LAUSD’s Black Student Achievement Plan stresses the importance of Black history and culture.  

Irvin Davis, an educator and assistant football coach at Dorsey High School, recently outlined the new initiative to the L.A. Sentinel.  

Davis has been teaching Social Studies and Black History at Dorsey High School in LAUSD for 32 years. (Courtesy photo)

 “The (BSAP) came about because of the needs of the Black students in term of low-test scores and the initiative provides the students with relevant and culture relevant lessons and social and emotional support and the needs of the black students are addressed. The LAUSD approved the (BSAP) in February 2020-2021,” Davis explained, and funding has been allocated to address the disparities experienced by Black Students. 

 “Those who oppose Black history being taught want to present a watered-down version of Black history.  Some who committed these harmful actions find it offensive to be shown in a negative light. Students need to see the Black history and make their own decision,” he said, and added,  

 “Black history is for all to learn whether they are Hispanic, Caucasian, [or] Asian.  Many of these races, including Black, don’t know their own history.” 

rvin Davis using literature and artifacts to teach students about Civil Rights for Blacks. (Courtesy photo)

Davis also proudly announced the new AP African American Studies course at Dorsey. While he is not the class instructor, he was previously a guest speaker. The AP course gives students an opportunity to receive college credits. 

Davis instructing students about Improving Relationships with Law Enforcement. (Courtesy photo)

 During a tour of his classroom, Davis displayed some of his lessons and shared, “The biggest challenge is deciding what to teach and what to leave out. We want to tell our own story about our own history.”  

 Describing the content of his classes, Davis said he covers the origin of mankind, Transatlantic slave trade, the theory of White Supremacy, and institutionalized racism.  Other topics include slavery, the Emancipation Proclamation, the 13th amendment, Harlem Renaissance, and Black Los Angeles.   

 Davis also likes to touch on the Black heroes of the Civil Rights Era such as Muhammad Ali, Emmett Till and those of the modern era like Colin Kaepernick, Barack Obama, LeBron James and Nipsey Hussle. 
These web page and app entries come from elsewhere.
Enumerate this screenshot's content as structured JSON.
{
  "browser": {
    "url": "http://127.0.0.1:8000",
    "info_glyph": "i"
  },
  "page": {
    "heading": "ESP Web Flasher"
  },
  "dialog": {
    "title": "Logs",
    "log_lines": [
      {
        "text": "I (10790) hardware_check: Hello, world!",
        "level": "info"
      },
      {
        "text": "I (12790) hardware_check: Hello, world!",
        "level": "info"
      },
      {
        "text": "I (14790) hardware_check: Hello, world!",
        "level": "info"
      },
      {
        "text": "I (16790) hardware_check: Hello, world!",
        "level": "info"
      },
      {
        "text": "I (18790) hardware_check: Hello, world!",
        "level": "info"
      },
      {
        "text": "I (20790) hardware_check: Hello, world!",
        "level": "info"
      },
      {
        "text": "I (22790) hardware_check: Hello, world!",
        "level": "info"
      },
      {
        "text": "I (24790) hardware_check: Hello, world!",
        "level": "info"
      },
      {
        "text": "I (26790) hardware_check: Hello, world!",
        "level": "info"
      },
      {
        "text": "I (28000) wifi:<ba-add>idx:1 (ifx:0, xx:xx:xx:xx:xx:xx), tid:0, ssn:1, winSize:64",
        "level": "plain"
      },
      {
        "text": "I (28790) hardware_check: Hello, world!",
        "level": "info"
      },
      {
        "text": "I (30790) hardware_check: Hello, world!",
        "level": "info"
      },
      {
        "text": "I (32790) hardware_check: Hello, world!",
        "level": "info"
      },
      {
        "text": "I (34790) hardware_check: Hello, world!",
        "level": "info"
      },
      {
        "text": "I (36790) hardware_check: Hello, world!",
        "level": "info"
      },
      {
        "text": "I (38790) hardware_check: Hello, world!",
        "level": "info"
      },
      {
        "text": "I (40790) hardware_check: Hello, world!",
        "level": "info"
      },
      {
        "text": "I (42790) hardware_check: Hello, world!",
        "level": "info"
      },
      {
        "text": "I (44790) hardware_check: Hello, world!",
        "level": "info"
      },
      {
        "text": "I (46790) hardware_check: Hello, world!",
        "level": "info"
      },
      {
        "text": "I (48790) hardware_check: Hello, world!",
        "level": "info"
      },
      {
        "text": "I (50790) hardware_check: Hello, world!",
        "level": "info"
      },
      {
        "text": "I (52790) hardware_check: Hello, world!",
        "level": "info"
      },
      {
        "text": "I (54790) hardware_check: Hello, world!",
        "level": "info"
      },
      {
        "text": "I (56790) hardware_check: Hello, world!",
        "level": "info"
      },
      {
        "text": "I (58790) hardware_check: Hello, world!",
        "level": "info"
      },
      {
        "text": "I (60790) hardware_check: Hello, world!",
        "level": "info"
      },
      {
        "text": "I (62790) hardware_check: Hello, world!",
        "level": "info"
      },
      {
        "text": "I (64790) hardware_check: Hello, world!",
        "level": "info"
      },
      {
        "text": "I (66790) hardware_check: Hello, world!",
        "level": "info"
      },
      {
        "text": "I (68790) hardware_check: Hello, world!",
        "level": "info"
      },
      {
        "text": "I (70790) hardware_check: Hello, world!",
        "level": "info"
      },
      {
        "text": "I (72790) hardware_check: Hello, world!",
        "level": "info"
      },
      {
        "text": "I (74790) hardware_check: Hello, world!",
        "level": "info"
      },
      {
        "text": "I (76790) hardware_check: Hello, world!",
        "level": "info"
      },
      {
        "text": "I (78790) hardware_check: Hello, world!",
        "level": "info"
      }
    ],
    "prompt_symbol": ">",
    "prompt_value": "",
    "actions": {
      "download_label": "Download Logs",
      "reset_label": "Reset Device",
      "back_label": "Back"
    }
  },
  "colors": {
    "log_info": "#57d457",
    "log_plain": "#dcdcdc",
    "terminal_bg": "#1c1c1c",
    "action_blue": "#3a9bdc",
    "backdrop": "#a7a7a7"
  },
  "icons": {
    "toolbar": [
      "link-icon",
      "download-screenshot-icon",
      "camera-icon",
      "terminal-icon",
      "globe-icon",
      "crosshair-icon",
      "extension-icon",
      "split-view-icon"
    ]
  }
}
 Davis does teach about some issues that for some are hard to look at such as the Transatlantic Slave trade, which occurred from 1515 to 1808.  During that period, between 15 to 25 million Africans were transported across the Atlantic Ocean and enslaved to work on plantations in Americas.  
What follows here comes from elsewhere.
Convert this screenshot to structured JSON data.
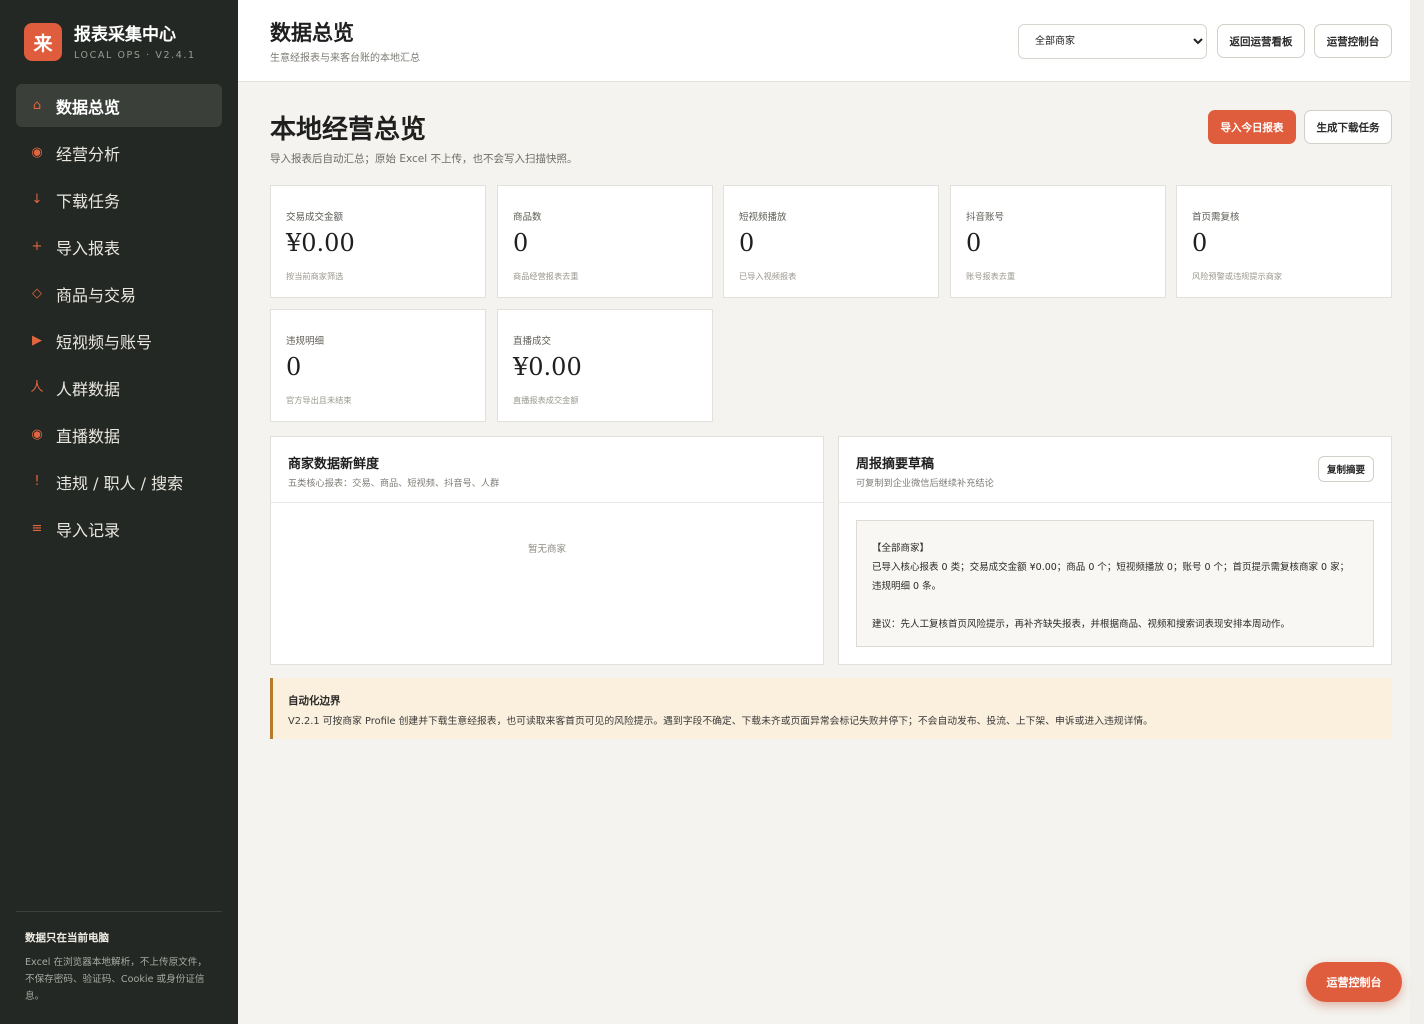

Davis guiding students through a lesson about Inner-City Teenage High School Culture. (Courtesy photo)

In his teaching, Davis points out that 15% of the enslaved people died on the coast and 15% died in the Middle Passage or the voyage from Africa to America, which took 8-12 weeks. 

 According to Davis’s Black history presentation, African slaves worked on plantations in the South for about 300 years with no pay, farming sugar, tobacco and cotton.  He said, “The African culture, language, religion and identity were stripped away. 

Davis giving individualized instruction during a lesson about Political Empowerment in the Black community. (Courtesy photo)

  “Now in 2023 is a chance for our youth from all cultures to learn about Black history to see where Blacks have come from and what is hoped for the future so people do not repeat the same mistakes as their forefathers. Black students can be proud of our rich history that includes many achievements. From our colorful fashions to our Hip Hop Music, sports and arts, entertainment and our many inventions,” insisted Davis.  

 A Dorsey alumni and teacher at the school for 32 years, Davis graduated from the University of Southern Californina with a Bachelor’s degree, and he then earned an emergency credential to teach at Dorsey. He went on to received a Master’s of Science degree in Educational Leadership and Educational Administration from Pepperdine University.  

 Davis is also a member of 100 Black Men of Los Angeles, Inc., where members mentor young men, ages 11 to 17.  He said that some of the subjects taught to the mentees include treating woman with respect, financial literacy, car repair, career readiness, healthy eating, and safe, appropriate conduct when approached or encountering law enforcement officers.